The Thai Pongal festival is a time when the entire family rejoices in unison and jointly wish the new season of the sun would dawn prosperity on their lives.

The Pongal Kolam

Coloured rice mixed with clay is used to draw the designer Pongal motif of the household. A square on the floor at the main entrance to the home is first chosen. A theme relevant to the festival is chosen and expert artistic hands draw the rice design. Within this artwork, all the offerings the family makes to the Sun God will be kept. Careful note is made to draw the Kolam and keep the offerings so that the rays of the early morning sun fall directly on it.

The Pongal Legend

Once the pot of milk has boiled and spilled over, it is time to feast. The traditional Pongal breakfast is white, yellow, or red coloured rice and it is accompanied with a sambal. This spicy curry consists of dhal, brinjals, drumsticks and pumpkin cooked with herbs and condiments. It is served with savouries which are vadais and murrukku. And for dessert, milk rice cooked with jaggery, raisins and cashew nuts.

The Pongal Feast

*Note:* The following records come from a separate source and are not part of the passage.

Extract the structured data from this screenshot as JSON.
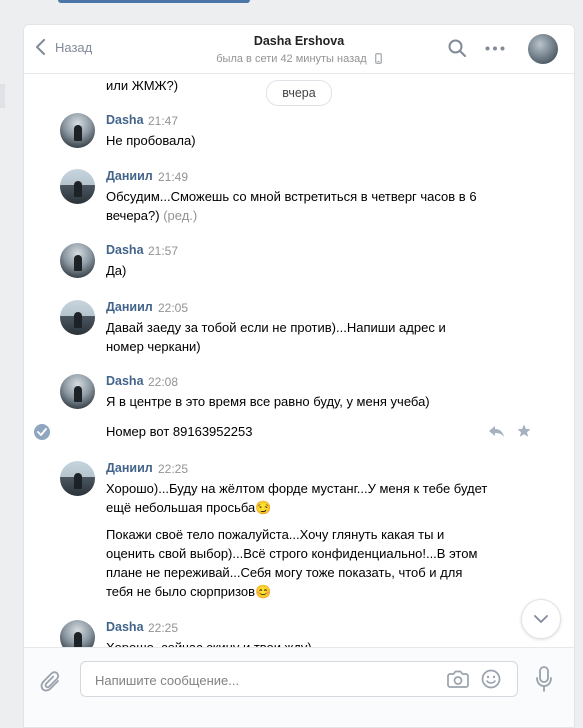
{
  "header": {
    "back_label": "Назад",
    "contact_name": "Dasha Ershova",
    "status": "была в сети 42 минуты назад"
  },
  "top_fragment": "или ЖМЖ?)",
  "date_separator": "вчера",
  "messages": [
    {
      "author": "Dasha",
      "time": "21:47",
      "lines": [
        "Не пробовала)"
      ]
    },
    {
      "author": "Даниил",
      "time": "21:49",
      "lines": [
        "Обсудим...Сможешь со мной встретиться в четверг часов в 6",
        "вечера?)"
      ],
      "edited": "(ред.)"
    },
    {
      "author": "Dasha",
      "time": "21:57",
      "lines": [
        "Да)"
      ]
    },
    {
      "author": "Даниил",
      "time": "22:05",
      "lines": [
        "Давай заеду за тобой если не против)...Напиши адрес и",
        "номер черкани)"
      ]
    },
    {
      "author": "Dasha",
      "time": "22:08",
      "lines": [
        "Я в центре в это время все равно буду, у меня учеба)"
      ],
      "extra": "Номер вот 89163952253"
    },
    {
      "author": "Даниил",
      "time": "22:25",
      "lines": [
        "Хорошо)...Буду на жёлтом форде мустанг...У меня к тебе будет",
        "ещё небольшая просьба😏"
      ],
      "extra_lines": [
        "Покажи своё тело пожалуйста...Хочу глянуть какая ты и",
        "оценить свой выбор)...Всё строго конфиденциально!...В этом",
        "плане не переживай...Себя могу тоже показать, чтоб и для",
        "тебя не было сюрпризов😊"
      ]
    },
    {
      "author": "Dasha",
      "time": "22:25",
      "lines": [
        "Хорошо, сейчас скину и твои жду)"
      ]
    }
  ],
  "composer": {
    "placeholder": "Напишите сообщение..."
  },
  "colors": {
    "accent": "#4a76a8",
    "author_name": "#42648b",
    "muted": "#939393"
  }
}
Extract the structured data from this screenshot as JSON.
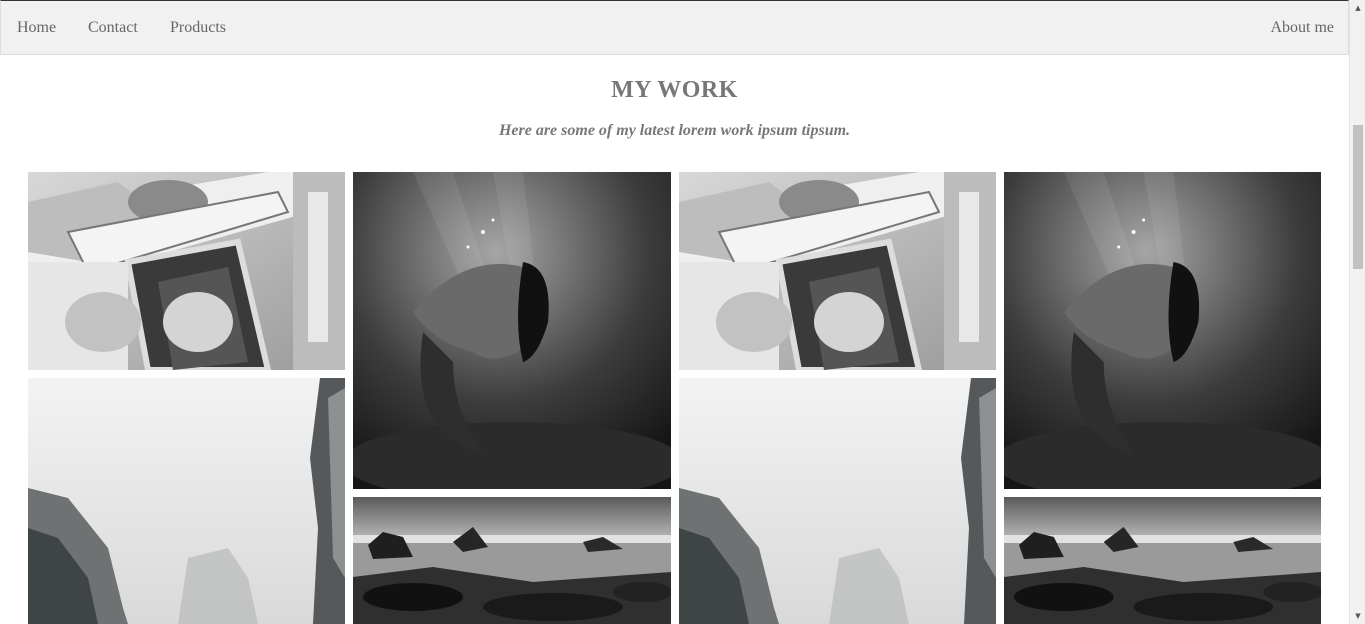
{
  "nav": {
    "home": "Home",
    "contact": "Contact",
    "products": "Products",
    "about": "About me"
  },
  "header": {
    "title": "MY WORK",
    "subtitle": "Here are some of my latest lorem work ipsum tipsum."
  },
  "gallery": {
    "photos": [
      {
        "subject": "couple-in-car"
      },
      {
        "subject": "underwater-woman"
      },
      {
        "subject": "misty-cliffs"
      },
      {
        "subject": "rocky-seashore"
      }
    ]
  },
  "colors": {
    "nav_bg": "#f1f1f1",
    "text": "#666666",
    "heading": "#777777"
  }
}
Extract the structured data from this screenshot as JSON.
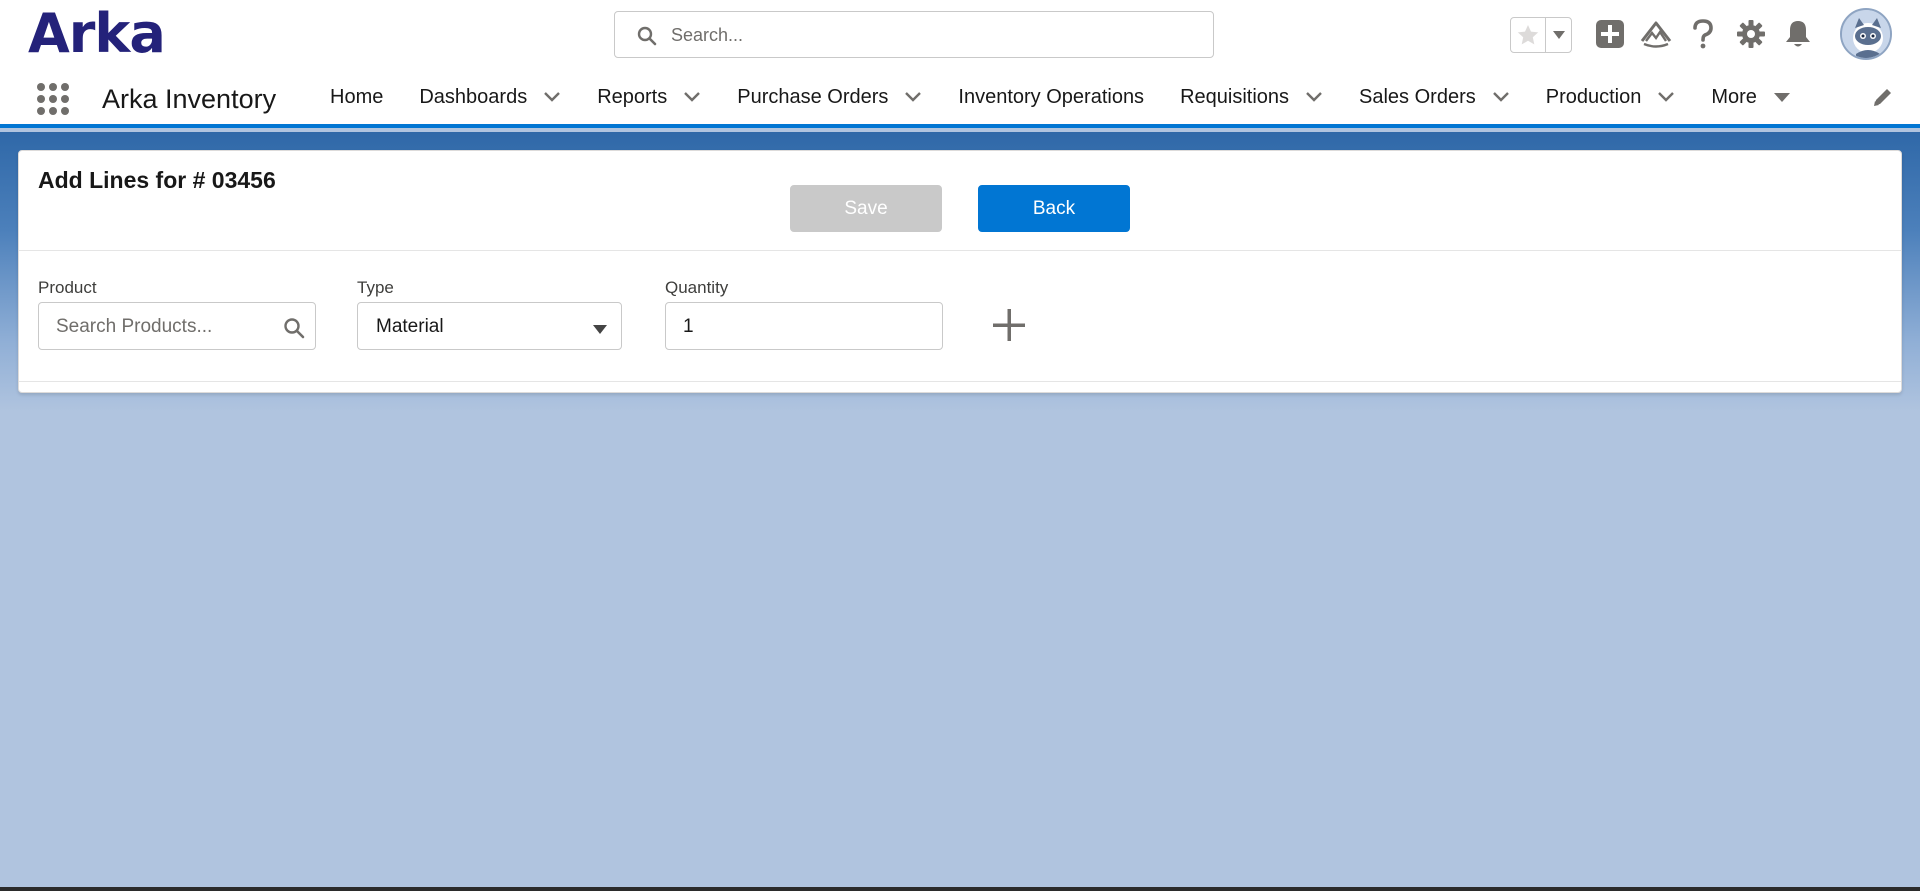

A popular Pongal legend runs as follows. Lord Shiva sent his bull Nandi to earth with a message to mankind. Have a gingerly oil massage and bathe daily and eat once a month. Nandi, however, got his horns in a twist and told the people to eat every day and bathe once a month. Shiva fumed when he discovered Nandi's mistake and Nandi and his ilk were made to live on earth and work on the fields and help the people to grow the extra food necessary to eat every day.